In their totality prices are values, but that makes them NEITHER identical in their unit NOR one the same as the other in their totality. A transformation has occurred. Marx says values and prices are different and must be different and yet be related. He is, therefore, not merely returning to essence, but proceeding from essence to notion, that is to say, to that unity of essence and form which, on the one hand, holds us all in its grip, including even the miserable capitalist, and, on the other hand, can be transcended only in transcending the VALUE-FORM and establishing its complete opposite: the COOPERATIVE-FORM. Without that, all these transformations of form only continue the perversion of subject and object in the process of production:

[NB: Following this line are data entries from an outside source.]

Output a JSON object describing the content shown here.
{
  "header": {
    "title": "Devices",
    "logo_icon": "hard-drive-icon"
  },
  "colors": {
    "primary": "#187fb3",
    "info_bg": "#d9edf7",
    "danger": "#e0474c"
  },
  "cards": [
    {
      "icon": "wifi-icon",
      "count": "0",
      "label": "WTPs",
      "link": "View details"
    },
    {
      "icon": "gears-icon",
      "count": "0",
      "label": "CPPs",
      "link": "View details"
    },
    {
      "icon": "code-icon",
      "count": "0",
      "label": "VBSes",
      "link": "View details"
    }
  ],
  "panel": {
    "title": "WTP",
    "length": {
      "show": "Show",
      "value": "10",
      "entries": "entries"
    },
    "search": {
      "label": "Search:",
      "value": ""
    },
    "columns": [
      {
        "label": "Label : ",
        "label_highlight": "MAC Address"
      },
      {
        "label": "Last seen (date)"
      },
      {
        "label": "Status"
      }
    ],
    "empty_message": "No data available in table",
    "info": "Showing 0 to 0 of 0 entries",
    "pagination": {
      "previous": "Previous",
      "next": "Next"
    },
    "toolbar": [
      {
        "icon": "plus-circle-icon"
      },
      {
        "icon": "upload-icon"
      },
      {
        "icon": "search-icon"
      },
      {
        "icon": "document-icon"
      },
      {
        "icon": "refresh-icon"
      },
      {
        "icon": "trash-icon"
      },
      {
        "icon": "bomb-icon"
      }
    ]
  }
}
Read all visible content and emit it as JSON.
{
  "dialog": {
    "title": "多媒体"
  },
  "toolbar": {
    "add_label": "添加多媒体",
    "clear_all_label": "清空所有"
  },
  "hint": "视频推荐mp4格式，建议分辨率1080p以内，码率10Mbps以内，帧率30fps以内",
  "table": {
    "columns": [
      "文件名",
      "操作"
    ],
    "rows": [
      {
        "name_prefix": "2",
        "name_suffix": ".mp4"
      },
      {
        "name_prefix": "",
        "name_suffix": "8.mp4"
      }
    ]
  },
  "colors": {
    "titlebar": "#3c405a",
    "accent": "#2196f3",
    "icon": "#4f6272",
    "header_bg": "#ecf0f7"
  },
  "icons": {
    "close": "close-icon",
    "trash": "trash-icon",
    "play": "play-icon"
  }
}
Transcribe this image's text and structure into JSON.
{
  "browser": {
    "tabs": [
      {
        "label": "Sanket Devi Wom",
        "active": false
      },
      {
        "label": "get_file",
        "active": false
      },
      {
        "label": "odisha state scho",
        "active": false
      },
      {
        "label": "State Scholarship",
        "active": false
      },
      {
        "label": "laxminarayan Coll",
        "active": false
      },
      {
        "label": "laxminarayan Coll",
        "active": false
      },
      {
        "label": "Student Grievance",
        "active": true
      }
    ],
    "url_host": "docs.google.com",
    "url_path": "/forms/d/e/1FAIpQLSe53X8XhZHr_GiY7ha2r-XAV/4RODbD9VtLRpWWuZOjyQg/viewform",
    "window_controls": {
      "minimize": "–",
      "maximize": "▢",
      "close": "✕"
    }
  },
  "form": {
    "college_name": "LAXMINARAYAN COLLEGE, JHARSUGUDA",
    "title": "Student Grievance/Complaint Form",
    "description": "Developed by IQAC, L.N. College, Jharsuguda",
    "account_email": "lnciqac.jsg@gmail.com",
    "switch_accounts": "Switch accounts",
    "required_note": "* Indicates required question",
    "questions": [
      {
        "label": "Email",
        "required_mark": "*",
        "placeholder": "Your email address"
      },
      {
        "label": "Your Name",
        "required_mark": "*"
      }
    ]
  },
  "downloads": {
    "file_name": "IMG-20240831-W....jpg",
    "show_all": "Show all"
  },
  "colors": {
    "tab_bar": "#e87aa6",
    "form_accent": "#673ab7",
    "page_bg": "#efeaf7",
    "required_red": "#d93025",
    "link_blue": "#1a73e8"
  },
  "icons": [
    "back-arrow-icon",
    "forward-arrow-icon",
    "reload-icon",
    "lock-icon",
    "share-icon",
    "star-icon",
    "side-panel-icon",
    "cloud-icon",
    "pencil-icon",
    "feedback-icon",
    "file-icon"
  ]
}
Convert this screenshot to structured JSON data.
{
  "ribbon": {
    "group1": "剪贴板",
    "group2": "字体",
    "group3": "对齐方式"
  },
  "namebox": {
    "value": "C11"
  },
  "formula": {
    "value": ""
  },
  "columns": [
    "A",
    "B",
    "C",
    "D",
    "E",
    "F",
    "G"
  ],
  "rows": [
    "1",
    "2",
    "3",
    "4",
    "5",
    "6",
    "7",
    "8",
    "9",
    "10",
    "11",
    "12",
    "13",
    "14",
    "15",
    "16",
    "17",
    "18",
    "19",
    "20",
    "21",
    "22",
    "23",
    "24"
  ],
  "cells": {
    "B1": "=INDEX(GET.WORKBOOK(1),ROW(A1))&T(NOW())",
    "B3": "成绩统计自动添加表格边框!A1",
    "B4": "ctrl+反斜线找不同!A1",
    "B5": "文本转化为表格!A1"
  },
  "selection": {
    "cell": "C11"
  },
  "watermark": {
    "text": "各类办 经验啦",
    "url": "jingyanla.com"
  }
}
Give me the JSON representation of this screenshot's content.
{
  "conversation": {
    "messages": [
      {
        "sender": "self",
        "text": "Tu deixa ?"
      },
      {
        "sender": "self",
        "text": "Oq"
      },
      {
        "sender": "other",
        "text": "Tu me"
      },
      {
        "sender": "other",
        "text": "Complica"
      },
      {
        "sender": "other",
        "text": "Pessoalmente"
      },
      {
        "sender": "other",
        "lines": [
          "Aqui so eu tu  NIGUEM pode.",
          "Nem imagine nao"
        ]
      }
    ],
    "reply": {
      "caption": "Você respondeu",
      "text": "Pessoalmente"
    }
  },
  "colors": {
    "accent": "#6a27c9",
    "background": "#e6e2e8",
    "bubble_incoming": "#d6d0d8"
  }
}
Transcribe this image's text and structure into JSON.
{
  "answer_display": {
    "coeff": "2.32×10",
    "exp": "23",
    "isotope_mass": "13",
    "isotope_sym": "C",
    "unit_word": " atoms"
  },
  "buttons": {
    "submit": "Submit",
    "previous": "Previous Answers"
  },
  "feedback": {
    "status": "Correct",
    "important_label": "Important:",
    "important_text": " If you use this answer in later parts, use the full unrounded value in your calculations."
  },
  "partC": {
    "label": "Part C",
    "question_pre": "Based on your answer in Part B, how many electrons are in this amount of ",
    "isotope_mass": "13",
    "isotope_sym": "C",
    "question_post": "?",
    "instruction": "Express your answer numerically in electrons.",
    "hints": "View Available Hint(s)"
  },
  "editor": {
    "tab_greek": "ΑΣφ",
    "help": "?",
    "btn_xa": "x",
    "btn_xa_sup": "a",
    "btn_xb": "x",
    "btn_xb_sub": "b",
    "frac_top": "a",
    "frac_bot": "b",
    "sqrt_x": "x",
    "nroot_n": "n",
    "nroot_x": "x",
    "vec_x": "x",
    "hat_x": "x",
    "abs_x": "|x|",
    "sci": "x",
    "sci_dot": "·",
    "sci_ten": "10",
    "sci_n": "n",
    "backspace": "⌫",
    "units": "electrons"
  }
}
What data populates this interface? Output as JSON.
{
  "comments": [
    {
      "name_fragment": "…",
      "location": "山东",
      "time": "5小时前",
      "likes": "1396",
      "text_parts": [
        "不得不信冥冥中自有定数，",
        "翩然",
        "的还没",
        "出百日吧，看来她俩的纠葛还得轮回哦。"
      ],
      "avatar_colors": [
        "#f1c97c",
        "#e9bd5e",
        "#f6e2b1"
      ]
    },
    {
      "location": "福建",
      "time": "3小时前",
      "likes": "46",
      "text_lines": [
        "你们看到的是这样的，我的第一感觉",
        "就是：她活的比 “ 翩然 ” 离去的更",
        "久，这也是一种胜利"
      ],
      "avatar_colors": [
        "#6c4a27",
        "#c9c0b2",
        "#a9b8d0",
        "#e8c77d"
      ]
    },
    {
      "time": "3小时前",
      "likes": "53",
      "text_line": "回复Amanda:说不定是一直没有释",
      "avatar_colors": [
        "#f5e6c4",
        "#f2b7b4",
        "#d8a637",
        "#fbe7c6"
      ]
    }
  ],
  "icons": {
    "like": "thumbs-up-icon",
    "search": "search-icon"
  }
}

"The way in which surplus-value is transformed into but a continued development of the perversion of subject and object taking place in the process of production. We have already seen that all subjective forces of labor in that process appeared as productive forces of capital. On the one hand, the value of past labor, which dominates living labor, is incarnated in the capitalist. On the other hand the laborer appears as materialized labor-power, as a commodity. This perverted relationship necessarily produces even under simple conditions of production certain correspondingly perverted conceptions, which represent a transposition in consciousness, that is further developed by the transformations and modifications of the circulation process proper" (CAPITAL, Volume III [Chicago: Charles H. Kerr, 1909], p. 58-9).